Pluto’s status as a planet was questioned for more than 30 years. The controversy has spread throughout the world of astronomy and beyond: many people still refuse to accept that Pluto is no longer a planet, contradicting everything they had learned in school. However, there was always doubt amongst astronomers, even if it did not become part of the mainstream public discourse until recently. The announcement caught the world by surprise.
Don’t believe the asteroids you see in the movies
You know the scene (glued to your seat, stuffing popcorn into your mouth): The hero of a science fiction movie has to drive his spaceship through a field of asteroids. Feels a bit like Bombay traffic. In a collision, the ship is destroyed and the story ends in tragedy. Don’t buy it: It’s just fiction (at least in our solar system). Yes, our solar system has an asteroid belt between Jupiter and Mars. However, the asteroids in orbit are not close to each other. There is an enormous expanse of space separating the asteroids. You’d more likely fall asleep than hit one by accident.
Which is the hottest planet?
Most people think the hottest planet in the Solar system is Mercury, only because it is the closest to the sun. Temperatures on Mercury vary hugely from a freezing -170 to a boiling +450 degrees celsius. Venus, the second closest to the sun, on the other hand, consistently reaches temperatures of +450 degrees celsius. Do you know why? It has something that Mercury (almost) lacks: an atmosphere to retain heat. The atmosphere of Venus is quite thick and thus able to absorb the heat generated by the sun.
Jupiter, the Earth’s guardian
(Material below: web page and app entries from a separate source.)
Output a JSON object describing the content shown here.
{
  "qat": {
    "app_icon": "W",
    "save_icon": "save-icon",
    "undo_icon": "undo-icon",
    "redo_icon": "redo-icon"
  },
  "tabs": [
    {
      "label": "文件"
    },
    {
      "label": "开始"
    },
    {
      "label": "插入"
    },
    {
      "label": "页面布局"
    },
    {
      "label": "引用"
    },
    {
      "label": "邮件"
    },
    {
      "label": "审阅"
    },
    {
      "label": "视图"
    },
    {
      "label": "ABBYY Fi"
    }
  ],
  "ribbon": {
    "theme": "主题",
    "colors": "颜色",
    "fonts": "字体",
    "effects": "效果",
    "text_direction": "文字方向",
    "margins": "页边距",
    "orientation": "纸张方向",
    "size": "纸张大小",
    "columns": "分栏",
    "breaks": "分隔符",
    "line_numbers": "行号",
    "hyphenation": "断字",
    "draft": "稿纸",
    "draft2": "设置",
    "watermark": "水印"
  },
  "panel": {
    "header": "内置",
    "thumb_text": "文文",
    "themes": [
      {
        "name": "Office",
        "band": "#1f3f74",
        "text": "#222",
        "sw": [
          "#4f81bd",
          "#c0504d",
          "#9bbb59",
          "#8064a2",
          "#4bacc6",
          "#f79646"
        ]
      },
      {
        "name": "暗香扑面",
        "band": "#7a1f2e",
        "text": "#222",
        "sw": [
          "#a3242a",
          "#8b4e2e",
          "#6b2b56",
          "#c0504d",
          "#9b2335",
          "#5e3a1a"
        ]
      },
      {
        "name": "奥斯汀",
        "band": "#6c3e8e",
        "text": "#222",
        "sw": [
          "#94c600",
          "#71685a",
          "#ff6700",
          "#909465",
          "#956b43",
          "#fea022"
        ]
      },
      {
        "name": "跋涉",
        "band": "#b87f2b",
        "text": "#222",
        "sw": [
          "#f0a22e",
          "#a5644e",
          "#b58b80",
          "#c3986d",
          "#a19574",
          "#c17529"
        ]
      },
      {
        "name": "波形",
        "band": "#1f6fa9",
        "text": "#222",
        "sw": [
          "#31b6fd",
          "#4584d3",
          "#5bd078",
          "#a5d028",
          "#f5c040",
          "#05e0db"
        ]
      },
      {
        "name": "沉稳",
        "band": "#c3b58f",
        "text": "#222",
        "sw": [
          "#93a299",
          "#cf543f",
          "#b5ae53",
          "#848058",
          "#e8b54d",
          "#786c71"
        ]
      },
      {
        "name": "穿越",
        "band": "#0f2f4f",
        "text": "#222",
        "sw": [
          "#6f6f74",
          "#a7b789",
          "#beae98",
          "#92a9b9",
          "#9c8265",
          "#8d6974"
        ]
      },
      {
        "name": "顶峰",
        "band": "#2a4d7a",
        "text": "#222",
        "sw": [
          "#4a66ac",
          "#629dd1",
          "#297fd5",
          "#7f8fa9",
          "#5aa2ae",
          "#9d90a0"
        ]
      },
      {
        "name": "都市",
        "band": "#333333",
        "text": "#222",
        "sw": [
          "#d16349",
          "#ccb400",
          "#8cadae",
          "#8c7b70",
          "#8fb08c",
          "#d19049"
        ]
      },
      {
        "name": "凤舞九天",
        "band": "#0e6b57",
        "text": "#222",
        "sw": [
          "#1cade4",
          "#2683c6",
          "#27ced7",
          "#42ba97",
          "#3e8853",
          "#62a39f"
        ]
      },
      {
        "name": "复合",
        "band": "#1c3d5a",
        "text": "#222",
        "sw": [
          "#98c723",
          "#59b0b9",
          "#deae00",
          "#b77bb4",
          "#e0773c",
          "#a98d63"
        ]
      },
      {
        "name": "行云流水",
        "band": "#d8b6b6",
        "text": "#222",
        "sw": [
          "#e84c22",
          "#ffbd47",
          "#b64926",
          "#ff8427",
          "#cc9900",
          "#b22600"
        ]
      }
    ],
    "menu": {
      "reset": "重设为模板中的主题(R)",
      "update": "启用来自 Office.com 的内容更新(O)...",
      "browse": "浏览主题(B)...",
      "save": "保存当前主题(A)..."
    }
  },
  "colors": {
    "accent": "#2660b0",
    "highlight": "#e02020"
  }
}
Jupiter is the largest planet in the solar system. Scientists consider it to be the protector of planet Earth. Due to its large size (over 1,ooo times the volume of the earth) it has a strong gravitational pull. This acts as a protective barrier shielding Earth from space debris. Pulling towards itself dangerous objects, Jupiter is diverting these same residues from the Earth’s orbit. In the past, comets directed to the Earth were drawn to the gravitational field of Jupiter thus avoiding collision.
One day with more than 1390 hours?
One day corresponds to one complete rotation of a planet around its own axis. The Earth’s rotation, for example, takes 24 hours to be completed. But this does not happen in all the other planets of the Solar system. One day on Venus, for example, has 243 days: Very, very long nights, and very, very long days. You can visualise the effect of it by thinking about the Arctic or Antarctica, where the sun stays below the horizon for the whole of winter so it’s night for many months. And here is next crazy thing: A “Venus day” is longer than a “Venus year” (i.e. the time it takes Venus to orbit around the sun). Interestingly, the shortest day, of just about 10 hours, is on Jupiter, which also has the largest surface area. You’d get dizzy at the speed of rotation…
A season with twenty years
Uranus has an orbital tilt of eighty-two degrees. What does this mean? It’s very easy to understand: Uranus is practically on its side as seen against the sun. As a result, a season on Uranus lasts about 20 years and causes all sorts of odd weather. For instance, in recent years Uranus went through a terrible and harsh winter. Until approximately 2025, the planet will enjoy a long spring and temperatures below zero. Of course, the Game of Thrones fans among you will immediately think “winter is coming”.
How many times would our Earth fit into the Sun?
The Sun is much, much larger than any of the planets surrounding it. It represents 99% of the mass of the entire solar system. Other planets, like Jupiter, make up the majority of the remaining 1%. In the scheme of things, our planet Earth is almost too small to notice. It would take 960,000 planets Earth to fill up the Sun.
Did you like to learn these solar system facts? Read more in our Sun Science section on the blog ABC of Solar.